Instructions to follow:
Keeping each line exactly as it is, output all of the records.

*** Opening Records for the exercise ***

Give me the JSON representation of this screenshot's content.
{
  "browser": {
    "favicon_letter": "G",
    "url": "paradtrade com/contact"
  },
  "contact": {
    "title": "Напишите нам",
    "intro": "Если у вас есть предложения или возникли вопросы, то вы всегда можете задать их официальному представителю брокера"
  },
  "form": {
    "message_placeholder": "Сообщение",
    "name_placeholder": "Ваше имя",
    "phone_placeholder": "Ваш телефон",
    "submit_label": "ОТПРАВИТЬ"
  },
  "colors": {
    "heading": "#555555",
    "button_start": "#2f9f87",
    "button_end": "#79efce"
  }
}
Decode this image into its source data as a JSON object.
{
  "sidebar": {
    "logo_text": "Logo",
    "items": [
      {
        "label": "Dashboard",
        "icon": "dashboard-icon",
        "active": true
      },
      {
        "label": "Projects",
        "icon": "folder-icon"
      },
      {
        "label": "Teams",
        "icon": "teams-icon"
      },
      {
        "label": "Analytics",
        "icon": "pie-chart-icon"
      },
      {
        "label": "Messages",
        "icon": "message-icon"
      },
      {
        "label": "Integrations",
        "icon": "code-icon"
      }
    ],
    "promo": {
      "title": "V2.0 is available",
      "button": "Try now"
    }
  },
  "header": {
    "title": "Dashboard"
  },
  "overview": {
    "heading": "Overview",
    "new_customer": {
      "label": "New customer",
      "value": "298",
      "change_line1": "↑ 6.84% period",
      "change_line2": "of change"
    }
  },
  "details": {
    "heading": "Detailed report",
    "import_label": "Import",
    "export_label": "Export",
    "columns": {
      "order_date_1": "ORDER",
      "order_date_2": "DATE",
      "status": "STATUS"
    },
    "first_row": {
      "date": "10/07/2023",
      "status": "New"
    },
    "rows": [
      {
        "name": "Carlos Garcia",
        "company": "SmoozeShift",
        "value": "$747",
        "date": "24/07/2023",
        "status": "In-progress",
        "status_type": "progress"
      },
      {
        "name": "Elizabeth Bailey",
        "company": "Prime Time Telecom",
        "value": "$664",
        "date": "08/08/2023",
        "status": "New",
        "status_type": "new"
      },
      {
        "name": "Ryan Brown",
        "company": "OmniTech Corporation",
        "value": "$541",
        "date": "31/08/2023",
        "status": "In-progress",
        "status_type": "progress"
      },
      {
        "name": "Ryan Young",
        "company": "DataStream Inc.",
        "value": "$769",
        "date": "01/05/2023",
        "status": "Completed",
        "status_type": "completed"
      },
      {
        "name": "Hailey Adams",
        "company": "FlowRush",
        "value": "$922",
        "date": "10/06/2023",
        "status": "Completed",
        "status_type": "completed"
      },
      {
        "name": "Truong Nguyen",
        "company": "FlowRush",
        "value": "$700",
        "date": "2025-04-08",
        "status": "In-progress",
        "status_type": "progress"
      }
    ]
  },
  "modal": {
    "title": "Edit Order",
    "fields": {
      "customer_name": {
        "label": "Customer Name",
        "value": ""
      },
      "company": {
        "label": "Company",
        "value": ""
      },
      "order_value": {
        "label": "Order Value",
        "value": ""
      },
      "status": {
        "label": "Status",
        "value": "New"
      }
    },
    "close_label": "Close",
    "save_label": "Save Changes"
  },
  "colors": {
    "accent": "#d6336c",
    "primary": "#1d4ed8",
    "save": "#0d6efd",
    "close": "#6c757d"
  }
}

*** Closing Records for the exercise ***

Answer space:
Give me the JSON representation of this screenshot's content.
{
  "browser": {
    "favicon_letter": "G",
    "url": "paradtrade com/contact"
  },
  "contact": {
    "title": "Напишите нам",
    "intro": "Если у вас есть предложения или возникли вопросы, то вы всегда можете задать их официальному представителю брокера"
  },
  "form": {
    "message_placeholder": "Сообщение",
    "name_placeholder": "Ваше имя",
    "phone_placeholder": "Ваш телефон",
    "submit_label": "ОТПРАВИТЬ"
  },
  "colors": {
    "heading": "#555555",
    "button_start": "#2f9f87",
    "button_end": "#79efce"
  }
}
Decode this image into its source data as a JSON object.
{
  "sidebar": {
    "logo_text": "Logo",
    "items": [
      {
        "label": "Dashboard",
        "icon": "dashboard-icon",
        "active": true
      },
      {
        "label": "Projects",
        "icon": "folder-icon"
      },
      {
        "label": "Teams",
        "icon": "teams-icon"
      },
      {
        "label": "Analytics",
        "icon": "pie-chart-icon"
      },
      {
        "label": "Messages",
        "icon": "message-icon"
      },
      {
        "label": "Integrations",
        "icon": "code-icon"
      }
    ],
    "promo": {
      "title": "V2.0 is available",
      "button": "Try now"
    }
  },
  "header": {
    "title": "Dashboard"
  },
  "overview": {
    "heading": "Overview",
    "new_customer": {
      "label": "New customer",
      "value": "298",
      "change_line1": "↑ 6.84% period",
      "change_line2": "of change"
    }
  },
  "details": {
    "heading": "Detailed report",
    "import_label": "Import",
    "export_label": "Export",
    "columns": {
      "order_date_1": "ORDER",
      "order_date_2": "DATE",
      "status": "STATUS"
    },
    "first_row": {
      "date": "10/07/2023",
      "status": "New"
    },
    "rows": [
      {
        "name": "Carlos Garcia",
        "company": "SmoozeShift",
        "value": "$747",
        "date": "24/07/2023",
        "status": "In-progress",
        "status_type": "progress"
      },
      {
        "name": "Elizabeth Bailey",
        "company": "Prime Time Telecom",
        "value": "$664",
        "date": "08/08/2023",
        "status": "New",
        "status_type": "new"
      },
      {
        "name": "Ryan Brown",
        "company": "OmniTech Corporation",
        "value": "$541",
        "date": "31/08/2023",
        "status": "In-progress",
        "status_type": "progress"
      },
      {
        "name": "Ryan Young",
        "company": "DataStream Inc.",
        "value": "$769",
        "date": "01/05/2023",
        "status": "Completed",
        "status_type": "completed"
      },
      {
        "name": "Hailey Adams",
        "company": "FlowRush",
        "value": "$922",
        "date": "10/06/2023",
        "status": "Completed",
        "status_type": "completed"
      },
      {
        "name": "Truong Nguyen",
        "company": "FlowRush",
        "value": "$700",
        "date": "2025-04-08",
        "status": "In-progress",
        "status_type": "progress"
      }
    ]
  },
  "modal": {
    "title": "Edit Order",
    "fields": {
      "customer_name": {
        "label": "Customer Name",
        "value": ""
      },
      "company": {
        "label": "Company",
        "value": ""
      },
      "order_value": {
        "label": "Order Value",
        "value": ""
      },
      "status": {
        "label": "Status",
        "value": "New"
      }
    },
    "close_label": "Close",
    "save_label": "Save Changes"
  },
  "colors": {
    "accent": "#d6336c",
    "primary": "#1d4ed8",
    "save": "#0d6efd",
    "close": "#6c757d"
  }
}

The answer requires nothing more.